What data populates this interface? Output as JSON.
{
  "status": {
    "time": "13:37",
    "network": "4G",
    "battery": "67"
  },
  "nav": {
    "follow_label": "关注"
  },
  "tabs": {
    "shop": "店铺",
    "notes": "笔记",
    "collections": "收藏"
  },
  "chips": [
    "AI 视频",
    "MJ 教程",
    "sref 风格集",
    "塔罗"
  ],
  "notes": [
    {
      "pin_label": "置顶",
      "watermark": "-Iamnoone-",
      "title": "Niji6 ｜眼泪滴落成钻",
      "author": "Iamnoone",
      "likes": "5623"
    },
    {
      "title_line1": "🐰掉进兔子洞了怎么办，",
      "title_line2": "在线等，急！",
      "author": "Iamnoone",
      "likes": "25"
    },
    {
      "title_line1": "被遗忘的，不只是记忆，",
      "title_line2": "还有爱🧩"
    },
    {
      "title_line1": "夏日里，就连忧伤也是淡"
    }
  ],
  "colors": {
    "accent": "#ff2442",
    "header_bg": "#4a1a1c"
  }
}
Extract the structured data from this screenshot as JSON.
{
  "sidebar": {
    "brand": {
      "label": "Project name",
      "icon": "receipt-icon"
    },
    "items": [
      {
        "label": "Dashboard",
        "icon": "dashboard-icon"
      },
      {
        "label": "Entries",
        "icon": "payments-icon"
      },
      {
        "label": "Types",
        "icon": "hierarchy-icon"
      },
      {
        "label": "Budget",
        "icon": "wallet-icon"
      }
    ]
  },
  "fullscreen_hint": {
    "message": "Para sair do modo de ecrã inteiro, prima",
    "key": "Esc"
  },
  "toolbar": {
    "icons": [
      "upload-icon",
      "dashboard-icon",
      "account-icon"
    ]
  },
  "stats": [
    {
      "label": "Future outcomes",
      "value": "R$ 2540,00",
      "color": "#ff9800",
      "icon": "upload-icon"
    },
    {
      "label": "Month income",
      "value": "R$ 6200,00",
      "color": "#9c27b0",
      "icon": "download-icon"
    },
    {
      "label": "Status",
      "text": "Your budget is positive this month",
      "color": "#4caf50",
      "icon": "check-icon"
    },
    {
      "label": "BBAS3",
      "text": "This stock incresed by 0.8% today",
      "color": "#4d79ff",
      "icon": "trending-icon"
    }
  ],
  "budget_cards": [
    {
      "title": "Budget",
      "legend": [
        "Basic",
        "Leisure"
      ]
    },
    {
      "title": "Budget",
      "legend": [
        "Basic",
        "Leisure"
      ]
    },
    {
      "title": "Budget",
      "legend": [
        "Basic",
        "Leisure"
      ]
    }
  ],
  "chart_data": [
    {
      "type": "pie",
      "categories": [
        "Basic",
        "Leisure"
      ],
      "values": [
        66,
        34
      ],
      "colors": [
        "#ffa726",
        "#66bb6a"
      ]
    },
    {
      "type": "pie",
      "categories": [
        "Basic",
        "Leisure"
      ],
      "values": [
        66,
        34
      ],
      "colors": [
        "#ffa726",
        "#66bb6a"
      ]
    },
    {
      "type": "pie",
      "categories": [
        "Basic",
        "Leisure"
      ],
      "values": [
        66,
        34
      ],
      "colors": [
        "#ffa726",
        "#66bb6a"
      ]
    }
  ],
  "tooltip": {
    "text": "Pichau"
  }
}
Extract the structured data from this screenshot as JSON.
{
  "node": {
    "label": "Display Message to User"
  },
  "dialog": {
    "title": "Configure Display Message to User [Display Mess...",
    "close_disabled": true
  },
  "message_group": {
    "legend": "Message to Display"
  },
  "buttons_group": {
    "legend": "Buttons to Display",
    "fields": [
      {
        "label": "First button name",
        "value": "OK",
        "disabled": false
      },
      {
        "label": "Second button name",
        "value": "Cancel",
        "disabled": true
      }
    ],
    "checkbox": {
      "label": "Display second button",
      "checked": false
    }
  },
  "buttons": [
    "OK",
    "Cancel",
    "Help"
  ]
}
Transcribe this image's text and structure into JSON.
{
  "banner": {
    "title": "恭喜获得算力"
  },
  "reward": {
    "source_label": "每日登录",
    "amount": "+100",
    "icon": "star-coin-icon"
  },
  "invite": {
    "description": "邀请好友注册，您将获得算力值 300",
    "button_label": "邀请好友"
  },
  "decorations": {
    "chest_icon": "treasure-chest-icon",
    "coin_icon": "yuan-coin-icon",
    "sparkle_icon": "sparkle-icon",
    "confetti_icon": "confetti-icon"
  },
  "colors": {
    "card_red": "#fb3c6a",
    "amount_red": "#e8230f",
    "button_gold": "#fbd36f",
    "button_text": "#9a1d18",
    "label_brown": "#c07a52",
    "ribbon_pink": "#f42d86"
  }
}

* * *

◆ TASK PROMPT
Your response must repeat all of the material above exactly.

◆ REPLY TO THE EXERCISE
What data populates this interface? Output as JSON.
{
  "status": {
    "time": "13:37",
    "network": "4G",
    "battery": "67"
  },
  "nav": {
    "follow_label": "关注"
  },
  "tabs": {
    "shop": "店铺",
    "notes": "笔记",
    "collections": "收藏"
  },
  "chips": [
    "AI 视频",
    "MJ 教程",
    "sref 风格集",
    "塔罗"
  ],
  "notes": [
    {
      "pin_label": "置顶",
      "watermark": "-Iamnoone-",
      "title": "Niji6 ｜眼泪滴落成钻",
      "author": "Iamnoone",
      "likes": "5623"
    },
    {
      "title_line1": "🐰掉进兔子洞了怎么办，",
      "title_line2": "在线等，急！",
      "author": "Iamnoone",
      "likes": "25"
    },
    {
      "title_line1": "被遗忘的，不只是记忆，",
      "title_line2": "还有爱🧩"
    },
    {
      "title_line1": "夏日里，就连忧伤也是淡"
    }
  ],
  "colors": {
    "accent": "#ff2442",
    "header_bg": "#4a1a1c"
  }
}
Extract the structured data from this screenshot as JSON.
{
  "sidebar": {
    "brand": {
      "label": "Project name",
      "icon": "receipt-icon"
    },
    "items": [
      {
        "label": "Dashboard",
        "icon": "dashboard-icon"
      },
      {
        "label": "Entries",
        "icon": "payments-icon"
      },
      {
        "label": "Types",
        "icon": "hierarchy-icon"
      },
      {
        "label": "Budget",
        "icon": "wallet-icon"
      }
    ]
  },
  "fullscreen_hint": {
    "message": "Para sair do modo de ecrã inteiro, prima",
    "key": "Esc"
  },
  "toolbar": {
    "icons": [
      "upload-icon",
      "dashboard-icon",
      "account-icon"
    ]
  },
  "stats": [
    {
      "label": "Future outcomes",
      "value": "R$ 2540,00",
      "color": "#ff9800",
      "icon": "upload-icon"
    },
    {
      "label": "Month income",
      "value": "R$ 6200,00",
      "color": "#9c27b0",
      "icon": "download-icon"
    },
    {
      "label": "Status",
      "text": "Your budget is positive this month",
      "color": "#4caf50",
      "icon": "check-icon"
    },
    {
      "label": "BBAS3",
      "text": "This stock incresed by 0.8% today",
      "color": "#4d79ff",
      "icon": "trending-icon"
    }
  ],
  "budget_cards": [
    {
      "title": "Budget",
      "legend": [
        "Basic",
        "Leisure"
      ]
    },
    {
      "title": "Budget",
      "legend": [
        "Basic",
        "Leisure"
      ]
    },
    {
      "title": "Budget",
      "legend": [
        "Basic",
        "Leisure"
      ]
    }
  ],
  "chart_data": [
    {
      "type": "pie",
      "categories": [
        "Basic",
        "Leisure"
      ],
      "values": [
        66,
        34
      ],
      "colors": [
        "#ffa726",
        "#66bb6a"
      ]
    },
    {
      "type": "pie",
      "categories": [
        "Basic",
        "Leisure"
      ],
      "values": [
        66,
        34
      ],
      "colors": [
        "#ffa726",
        "#66bb6a"
      ]
    },
    {
      "type": "pie",
      "categories": [
        "Basic",
        "Leisure"
      ],
      "values": [
        66,
        34
      ],
      "colors": [
        "#ffa726",
        "#66bb6a"
      ]
    }
  ],
  "tooltip": {
    "text": "Pichau"
  }
}
Extract the structured data from this screenshot as JSON.
{
  "node": {
    "label": "Display Message to User"
  },
  "dialog": {
    "title": "Configure Display Message to User [Display Mess...",
    "close_disabled": true
  },
  "message_group": {
    "legend": "Message to Display"
  },
  "buttons_group": {
    "legend": "Buttons to Display",
    "fields": [
      {
        "label": "First button name",
        "value": "OK",
        "disabled": false
      },
      {
        "label": "Second button name",
        "value": "Cancel",
        "disabled": true
      }
    ],
    "checkbox": {
      "label": "Display second button",
      "checked": false
    }
  },
  "buttons": [
    "OK",
    "Cancel",
    "Help"
  ]
}
Transcribe this image's text and structure into JSON.
{
  "banner": {
    "title": "恭喜获得算力"
  },
  "reward": {
    "source_label": "每日登录",
    "amount": "+100",
    "icon": "star-coin-icon"
  },
  "invite": {
    "description": "邀请好友注册，您将获得算力值 300",
    "button_label": "邀请好友"
  },
  "decorations": {
    "chest_icon": "treasure-chest-icon",
    "coin_icon": "yuan-coin-icon",
    "sparkle_icon": "sparkle-icon",
    "confetti_icon": "confetti-icon"
  },
  "colors": {
    "card_red": "#fb3c6a",
    "amount_red": "#e8230f",
    "button_gold": "#fbd36f",
    "button_text": "#9a1d18",
    "label_brown": "#c07a52",
    "ribbon_pink": "#f42d86"
  }
}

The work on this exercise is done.